* DATASET ENTRIES *
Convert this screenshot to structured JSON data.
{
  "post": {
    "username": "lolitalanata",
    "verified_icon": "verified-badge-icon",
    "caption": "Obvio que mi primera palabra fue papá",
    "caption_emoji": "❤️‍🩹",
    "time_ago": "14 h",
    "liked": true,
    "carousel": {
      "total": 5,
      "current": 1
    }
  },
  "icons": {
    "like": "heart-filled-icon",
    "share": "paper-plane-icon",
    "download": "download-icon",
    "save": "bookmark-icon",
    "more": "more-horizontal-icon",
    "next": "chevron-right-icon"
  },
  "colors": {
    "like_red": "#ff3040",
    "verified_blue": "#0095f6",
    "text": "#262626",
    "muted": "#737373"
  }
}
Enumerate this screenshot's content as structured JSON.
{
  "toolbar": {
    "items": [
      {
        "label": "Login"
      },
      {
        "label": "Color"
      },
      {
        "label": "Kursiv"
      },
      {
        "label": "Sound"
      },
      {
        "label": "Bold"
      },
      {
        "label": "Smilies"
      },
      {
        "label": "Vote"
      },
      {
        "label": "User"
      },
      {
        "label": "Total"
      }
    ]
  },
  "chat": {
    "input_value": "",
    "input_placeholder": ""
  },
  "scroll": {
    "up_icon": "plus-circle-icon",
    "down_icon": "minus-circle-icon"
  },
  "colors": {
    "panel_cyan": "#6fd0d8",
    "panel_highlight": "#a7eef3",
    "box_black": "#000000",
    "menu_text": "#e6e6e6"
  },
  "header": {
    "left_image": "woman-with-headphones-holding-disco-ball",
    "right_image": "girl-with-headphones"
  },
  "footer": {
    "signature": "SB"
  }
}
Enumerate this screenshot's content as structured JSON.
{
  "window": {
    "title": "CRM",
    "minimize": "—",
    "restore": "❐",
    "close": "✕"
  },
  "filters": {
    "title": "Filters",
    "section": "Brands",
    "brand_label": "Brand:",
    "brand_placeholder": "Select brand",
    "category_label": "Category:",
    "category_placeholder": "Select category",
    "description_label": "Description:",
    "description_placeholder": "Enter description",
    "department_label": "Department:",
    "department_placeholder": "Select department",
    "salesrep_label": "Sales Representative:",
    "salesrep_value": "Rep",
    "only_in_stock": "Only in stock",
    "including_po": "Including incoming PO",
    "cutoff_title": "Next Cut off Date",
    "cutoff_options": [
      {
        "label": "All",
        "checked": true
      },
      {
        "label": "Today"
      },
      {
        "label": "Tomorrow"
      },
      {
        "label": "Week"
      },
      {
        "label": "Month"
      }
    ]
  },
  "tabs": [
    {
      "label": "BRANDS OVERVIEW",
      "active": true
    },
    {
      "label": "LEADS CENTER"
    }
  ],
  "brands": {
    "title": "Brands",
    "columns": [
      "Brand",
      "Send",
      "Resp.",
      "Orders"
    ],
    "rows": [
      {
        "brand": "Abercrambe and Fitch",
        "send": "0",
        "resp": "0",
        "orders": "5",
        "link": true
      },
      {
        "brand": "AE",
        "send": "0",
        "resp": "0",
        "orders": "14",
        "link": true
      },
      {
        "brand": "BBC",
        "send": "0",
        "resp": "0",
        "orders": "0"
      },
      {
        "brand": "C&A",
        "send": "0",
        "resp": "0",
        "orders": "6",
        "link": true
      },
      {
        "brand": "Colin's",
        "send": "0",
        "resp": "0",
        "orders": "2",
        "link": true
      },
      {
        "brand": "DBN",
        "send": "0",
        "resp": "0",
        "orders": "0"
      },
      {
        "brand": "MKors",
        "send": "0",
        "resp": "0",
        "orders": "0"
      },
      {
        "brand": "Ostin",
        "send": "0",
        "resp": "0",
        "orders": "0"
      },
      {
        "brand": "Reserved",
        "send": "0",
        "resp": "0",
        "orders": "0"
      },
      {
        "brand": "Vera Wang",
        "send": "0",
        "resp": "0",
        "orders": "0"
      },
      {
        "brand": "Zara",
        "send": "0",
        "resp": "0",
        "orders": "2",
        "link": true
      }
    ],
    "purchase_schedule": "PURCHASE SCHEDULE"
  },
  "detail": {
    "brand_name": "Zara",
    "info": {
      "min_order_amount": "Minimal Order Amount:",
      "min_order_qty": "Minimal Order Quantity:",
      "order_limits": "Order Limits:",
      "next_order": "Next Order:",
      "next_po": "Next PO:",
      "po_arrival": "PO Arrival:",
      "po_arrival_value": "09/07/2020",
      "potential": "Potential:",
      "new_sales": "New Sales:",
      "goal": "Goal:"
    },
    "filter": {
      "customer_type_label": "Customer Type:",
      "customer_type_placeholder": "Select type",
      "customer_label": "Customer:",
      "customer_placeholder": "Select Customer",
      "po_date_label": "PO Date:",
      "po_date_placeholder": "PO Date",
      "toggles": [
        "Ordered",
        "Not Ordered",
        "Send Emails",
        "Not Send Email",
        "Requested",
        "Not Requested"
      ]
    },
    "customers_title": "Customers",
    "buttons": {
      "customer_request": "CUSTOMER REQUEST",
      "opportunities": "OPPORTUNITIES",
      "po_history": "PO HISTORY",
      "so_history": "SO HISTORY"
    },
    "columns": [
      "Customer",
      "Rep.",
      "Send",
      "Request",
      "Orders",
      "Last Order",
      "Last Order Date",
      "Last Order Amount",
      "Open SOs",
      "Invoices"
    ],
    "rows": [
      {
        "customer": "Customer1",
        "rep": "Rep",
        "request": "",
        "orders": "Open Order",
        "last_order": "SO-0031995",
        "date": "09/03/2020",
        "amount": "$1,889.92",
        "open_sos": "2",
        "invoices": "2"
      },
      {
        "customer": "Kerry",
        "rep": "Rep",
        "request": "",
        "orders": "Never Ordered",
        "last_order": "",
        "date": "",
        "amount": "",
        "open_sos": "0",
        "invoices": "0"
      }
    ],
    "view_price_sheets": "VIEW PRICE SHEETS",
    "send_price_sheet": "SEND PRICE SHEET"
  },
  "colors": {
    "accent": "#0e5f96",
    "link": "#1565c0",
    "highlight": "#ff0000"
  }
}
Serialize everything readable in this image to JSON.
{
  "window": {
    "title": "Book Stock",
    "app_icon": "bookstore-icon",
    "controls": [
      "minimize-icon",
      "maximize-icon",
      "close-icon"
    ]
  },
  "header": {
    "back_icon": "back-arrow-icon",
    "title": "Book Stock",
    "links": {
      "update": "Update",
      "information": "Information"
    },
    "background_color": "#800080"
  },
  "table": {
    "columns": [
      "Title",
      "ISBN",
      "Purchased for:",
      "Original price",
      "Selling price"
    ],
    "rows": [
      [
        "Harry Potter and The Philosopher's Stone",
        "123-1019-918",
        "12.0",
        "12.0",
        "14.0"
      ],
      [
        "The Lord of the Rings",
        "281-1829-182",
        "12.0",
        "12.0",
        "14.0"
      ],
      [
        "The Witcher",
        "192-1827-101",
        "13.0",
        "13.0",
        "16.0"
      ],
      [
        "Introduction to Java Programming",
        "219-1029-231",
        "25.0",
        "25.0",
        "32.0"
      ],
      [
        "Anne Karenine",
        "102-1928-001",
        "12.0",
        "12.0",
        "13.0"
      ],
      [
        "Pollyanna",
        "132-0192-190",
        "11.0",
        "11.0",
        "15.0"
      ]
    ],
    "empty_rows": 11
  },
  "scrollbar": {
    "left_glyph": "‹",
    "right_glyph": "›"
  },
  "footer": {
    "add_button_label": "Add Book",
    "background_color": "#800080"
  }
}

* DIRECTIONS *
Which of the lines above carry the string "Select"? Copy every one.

* SOLUTION FOR THIS EXERCISE *
    "brand_placeholder": "Select brand",
    "category_placeholder": "Select category",
    "department_placeholder": "Select department",
      "customer_type_placeholder": "Select type",
      "customer_placeholder": "Select Customer",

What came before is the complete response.